Apple TV works with a limited number of video formats. You can play clips encoded with the MPEG-4 (Moving Picture Experts Group) or H.264 video codecs at maximum resolutions of 720 x 432 pixels and 1280 x 720 pixels, respectively. This means you can play video from sources like the iTunes store and from YouTube, though in the latter case, those clips won't be true HD quality. You may notice that Apple TV doesn't support popular formats such as .AVI; you'll see later how limitations such as these caused many users to take matters into their own hands.
The Apple TV plays audio encoded with WAV, AAC, Apple Lossless or AIFF audio codecs. You can also use files encrypted with FairPlay Digital Rights Management technology, which is applied to all protected songs in the iTunes store. In addition, you can display photos saved as JPEG, BMP, TIFF, PNG and GIF image formats, meaning your HDTV will provide your treasured photos with a much larger stage than your digital camera's LCD or your computer screen.
For all of its capabilities, an Apple TV isn't an all-around media player. For instance, sans an optical drive, there's no way it will convince you to shelve your DVD player. And because Apple's business model encourages users to pay for TV and movie content, there's no DVR (digital video recorder) functionality.
You may wonder why you couldn't just mix and match similar hardware to create a setup that works like the Apple TV. The answer is that, well, you could, but it would be tough to assemble this collection of hardware for the price of an Apple TV. For instance, you could buy a Mac Mini, but that would cost more than an Apple TV and you'd have to deal with the overhead of buying a full-blown computer.
You could also just connect your computer directly to your TV, but only if you want to move your computer into the living room. If you own a laptop, you can connect it to your TV and play back your assortment of files. Your laptop will use a DVI connector, which won't look much different than video played through an HDMI connection. Like your desktop computer, though, your laptop isn't really a permanent part of an entertainment system.
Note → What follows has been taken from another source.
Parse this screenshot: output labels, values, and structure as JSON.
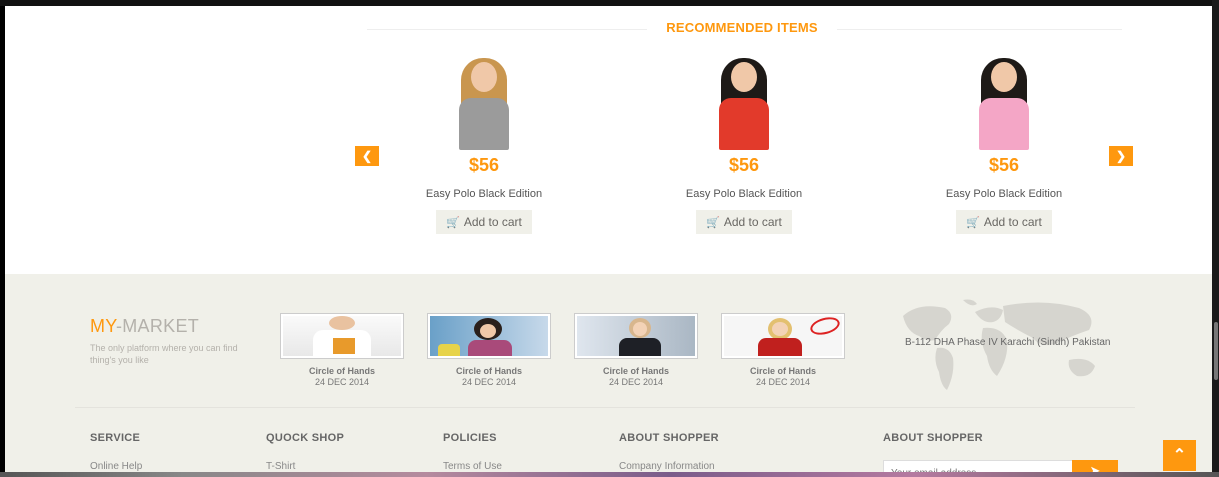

You have other entertainment options at your disposal, too. Many people love the Roku, a media player that streams videos from Netflix, but that's the extent of this product's capabilities. The same goes for the direct-to-TV player offered by Blockbuster. A TiVo DVR will also let you stream Netflix to your TV, but you'll pay TiVo's monthly fee for these privileges.